A successful strategic innovation programme thus implies the definition of specific priorities and mapping out what can be potentially bad and good costs, at different organisational levels:

  • On the one hand, bad costs should be seen as those that do not align with the growth strategy. They are waste and an outcome of inefficiencies that can and should be reduced;
  • On the other, good costs are those that support business capabilities to achieve growth goals, and may be worthy of more investment – so that in the mid to long term you end up saving more or increasing return.

In this process, it may seem easier to make centralised decisions at the board level, at a more macro level, with potentially higher impacts. Yet, simply externalising tasks and reducing headcount are often ways to overshadow a complex problem. Strategic cost-cutting challenges you to look at the bigger picture, to seek the root cause of the problem and to transform the system and its architecture.

In other words, the change must also happen from the bottom up, always with the right leadership and sponsorship, to define the areas of improvement clearly.

The employee community has to understand what’s happening, and to share and collaborate with the company’s challenges. They must be aligned with the business strategy, and feel they have a role to play and can have an active voice in the decision-making process. As an interested party, they must be welcomed into the discussion about the best ways to reach the proposed goals.
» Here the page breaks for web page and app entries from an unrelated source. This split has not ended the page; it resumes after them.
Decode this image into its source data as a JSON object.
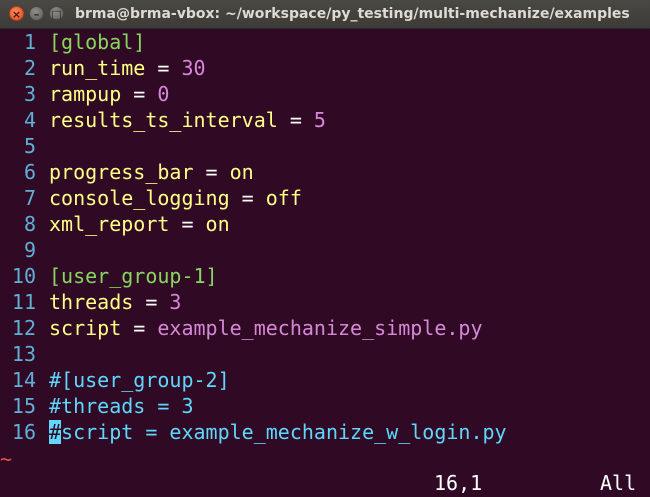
{
  "window": {
    "title": "brma@brma-vbox: ~/workspace/py_testing/multi-mechanize/examples",
    "buttons": {
      "close": "×",
      "minimize": "–",
      "maximize": "□"
    }
  },
  "editor": {
    "lines": [
      {
        "num": "1",
        "tokens": [
          {
            "t": "[global]",
            "c": "section"
          }
        ]
      },
      {
        "num": "2",
        "tokens": [
          {
            "t": "run_time",
            "c": "key"
          },
          {
            "t": " = ",
            "c": "eq"
          },
          {
            "t": "30",
            "c": "num"
          }
        ]
      },
      {
        "num": "3",
        "tokens": [
          {
            "t": "rampup",
            "c": "key"
          },
          {
            "t": " = ",
            "c": "eq"
          },
          {
            "t": "0",
            "c": "num"
          }
        ]
      },
      {
        "num": "4",
        "tokens": [
          {
            "t": "results_ts_interval",
            "c": "key"
          },
          {
            "t": " = ",
            "c": "eq"
          },
          {
            "t": "5",
            "c": "num"
          }
        ]
      },
      {
        "num": "5",
        "tokens": []
      },
      {
        "num": "6",
        "tokens": [
          {
            "t": "progress_bar",
            "c": "key"
          },
          {
            "t": " = ",
            "c": "eq"
          },
          {
            "t": "on",
            "c": "onoff"
          }
        ]
      },
      {
        "num": "7",
        "tokens": [
          {
            "t": "console_logging",
            "c": "key"
          },
          {
            "t": " = ",
            "c": "eq"
          },
          {
            "t": "off",
            "c": "onoff"
          }
        ]
      },
      {
        "num": "8",
        "tokens": [
          {
            "t": "xml_report",
            "c": "key"
          },
          {
            "t": " = ",
            "c": "eq"
          },
          {
            "t": "on",
            "c": "onoff"
          }
        ]
      },
      {
        "num": "9",
        "tokens": []
      },
      {
        "num": "10",
        "tokens": [
          {
            "t": "[user_group-1]",
            "c": "section"
          }
        ]
      },
      {
        "num": "11",
        "tokens": [
          {
            "t": "threads",
            "c": "key"
          },
          {
            "t": " = ",
            "c": "eq"
          },
          {
            "t": "3",
            "c": "num"
          }
        ]
      },
      {
        "num": "12",
        "tokens": [
          {
            "t": "script",
            "c": "key"
          },
          {
            "t": " = ",
            "c": "eq"
          },
          {
            "t": "example_mechanize_simple.py",
            "c": "str"
          }
        ]
      },
      {
        "num": "13",
        "tokens": []
      },
      {
        "num": "14",
        "tokens": [
          {
            "t": "#[user_group-2]",
            "c": "comment"
          }
        ]
      },
      {
        "num": "15",
        "tokens": [
          {
            "t": "#threads = 3",
            "c": "comment"
          }
        ]
      },
      {
        "num": "16",
        "tokens": [
          {
            "t": "#",
            "c": "cursor"
          },
          {
            "t": "script = example_mechanize_w_login.py",
            "c": "comment"
          }
        ]
      }
    ],
    "empty_line_marker": "~"
  },
  "statusline": {
    "position": "16,1",
    "scroll": "All"
  },
  "colors": {
    "background": "#300a24",
    "line_number": "#5fafd7",
    "key": "#ffff87",
    "section": "#87d75f",
    "number": "#d787d7",
    "comment": "#5fd7ff",
    "cursor": "#5fd7ff",
    "tilde": "#e05050"
  }
}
Andreia Agostinho Dias, Sales Executive
Diana Neves de Carvalho, Exago’s CEO

Get to know the Five Steps to Introduce Cost-cutting in your Innovation Agenda here

Launching your own innovation programme has never been this easy

Do you feel that your innovation programme is becoming too complex? That you are spending too much time picking the right software to support your initiative, instead of focusing on what your company really needs?

Exago Start, our new cloud-based idea management software edition, is here to simplify your job and change the way innovation is done.

Built to empower your teams with the tools to innovate, you can easily deploy it in one day to start solving your business challenges. Exago Start offers you:


Inspired by industry best practices, the new innovation software accelerates and facilitates the launch of your idea management programme, with:

  • Ready-to-go and field-tested configurations
  • Brand-framing options
  • Practical back-office
  • Quick Start Guide to launch your initiative


Have your people share ideas and collaboratively improve colleagues’ ideas in a healthy competition environment, with:

  • Time-bound and/or permanent challenges
  • Call to action notifications and automated email updates
  • Social feeds and actions to engage the community
  • Idea co-creation and discussion forums to refine and develop ideas
  • Multi-level rankings to recognise participants for their valuable content creation, based on the quality and quantity of contributions


Effectively assess ideas along the funnel and gauge results with no additional effort, thanks to:

  • Field-tested idea workflow with different evaluation mechanisms per challenge (likes or voting based on single or multidimensional idea rating)
  • Decision panels to monitor and support idea evaluation (with pre-allocation of ideas to specific evaluators per challenge)
  • Complete reporting engine with exportable reports in different formats
  • News panel to share relevant information and celebrate results with your community


Launching your own innovation programme has never been this easy. Learn more about Exago Start to understand why.


Ask to see Exago Start Live